When you invest in new windows, you do so to ensure that no replacement will be needed for at least the next 25 years. If you follow through with a very unreasonable bid with unrealistic discounts, it will usually be executed with : poor quality materials, unprofessional service, imperfect installation, poor after-sales service, and so on. Therefore, instead of looking for these sugar-coated offers, be prepared to invest in quality windows from reputable manufacturers and installers and don’t make it a home project done at the lowest possible price. Generally, indeed, you get what you pay for, but we hope you don’t get discouraged.
It is possible to find quality, professionally installed windows at reasonable and affordable prices. Your research and multiple quotes will help you separate fact from fiction when comparing window brands, models and installation offers.
“Buy X number from Y brand, and we’ll install them for free.”
We’ve covered this before, but it’s a slightly different variation that you might hear, so we wanted to give it some special attention. Most of us don’t work for free, we have to make money somehow, so even if they don’t have an installation fee on their bill, they’re trying to make it up elsewhere.
Remember, the final total price is what you need to consider when you are making multiple quotes, but the company’s reputation, customer service, warranties, product quality and guarantees are all part of the final equation.
Properly installed, energy efficient windows will undoubtedly save energy over time, but we need to be sure to consider how long it will take to recoup the initial expense through long-term energy savings as part of our overall equation when choosing new windows for our home.
According to Energy.gov, “Review the ratings on the National Fenestration Rating Council (NFRC) energy performance label to find the most efficient windows for your needs. NFRC ratings appear on all ENERGY STAR certified windows and are a reliable way to determine a window’s energy properties and compare products.”
You can find a lot of other good information to help you on your window learning curve on their site, and here’s an example of what one of the labels will look like.
And EnergyStar.gov offers this graph of estimated annual heating and cooling savings, based on geographic regions.

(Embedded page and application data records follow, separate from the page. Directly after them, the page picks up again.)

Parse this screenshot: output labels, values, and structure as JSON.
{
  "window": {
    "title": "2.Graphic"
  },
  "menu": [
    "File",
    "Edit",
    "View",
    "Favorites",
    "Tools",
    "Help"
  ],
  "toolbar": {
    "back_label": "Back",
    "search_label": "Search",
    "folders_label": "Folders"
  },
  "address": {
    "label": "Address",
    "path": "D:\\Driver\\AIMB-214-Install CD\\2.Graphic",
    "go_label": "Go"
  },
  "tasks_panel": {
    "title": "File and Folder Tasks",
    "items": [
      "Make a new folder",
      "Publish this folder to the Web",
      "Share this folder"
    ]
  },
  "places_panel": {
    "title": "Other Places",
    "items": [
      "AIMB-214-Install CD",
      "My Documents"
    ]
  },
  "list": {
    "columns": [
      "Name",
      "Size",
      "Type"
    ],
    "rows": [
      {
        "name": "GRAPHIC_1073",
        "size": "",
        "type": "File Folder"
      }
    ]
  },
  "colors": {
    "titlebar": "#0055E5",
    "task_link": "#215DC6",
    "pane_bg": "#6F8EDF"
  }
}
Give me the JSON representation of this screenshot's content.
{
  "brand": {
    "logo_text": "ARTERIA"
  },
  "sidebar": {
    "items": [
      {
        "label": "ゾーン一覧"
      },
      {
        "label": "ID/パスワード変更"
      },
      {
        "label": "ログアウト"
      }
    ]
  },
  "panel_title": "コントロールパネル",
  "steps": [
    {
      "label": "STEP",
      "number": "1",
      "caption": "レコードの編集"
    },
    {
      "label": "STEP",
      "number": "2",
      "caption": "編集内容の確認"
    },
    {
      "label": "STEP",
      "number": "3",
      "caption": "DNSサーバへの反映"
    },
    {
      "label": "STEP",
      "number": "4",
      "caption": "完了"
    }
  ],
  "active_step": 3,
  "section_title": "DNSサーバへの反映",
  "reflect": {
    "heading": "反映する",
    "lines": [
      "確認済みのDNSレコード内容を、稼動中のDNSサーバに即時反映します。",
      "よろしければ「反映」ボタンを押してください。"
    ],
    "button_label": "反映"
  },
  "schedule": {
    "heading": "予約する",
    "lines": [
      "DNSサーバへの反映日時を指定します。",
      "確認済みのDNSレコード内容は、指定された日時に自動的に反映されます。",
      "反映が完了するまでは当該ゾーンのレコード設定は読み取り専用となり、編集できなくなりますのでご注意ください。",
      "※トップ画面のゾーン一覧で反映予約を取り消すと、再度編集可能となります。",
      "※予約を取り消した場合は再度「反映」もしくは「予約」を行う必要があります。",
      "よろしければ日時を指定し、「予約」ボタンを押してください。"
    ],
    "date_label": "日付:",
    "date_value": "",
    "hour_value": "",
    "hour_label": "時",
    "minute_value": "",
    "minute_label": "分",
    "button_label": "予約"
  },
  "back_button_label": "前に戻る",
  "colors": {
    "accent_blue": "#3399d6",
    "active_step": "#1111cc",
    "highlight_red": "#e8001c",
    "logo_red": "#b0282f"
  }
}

Installing energy-efficient windows will save you energy over time, but it will likely take some time (perhaps as long as 10 years or more) before you recoup their cost in energy savings alone, so make sure that energy efficiency is just one of the criteria you use and not the sole reason for your purchase.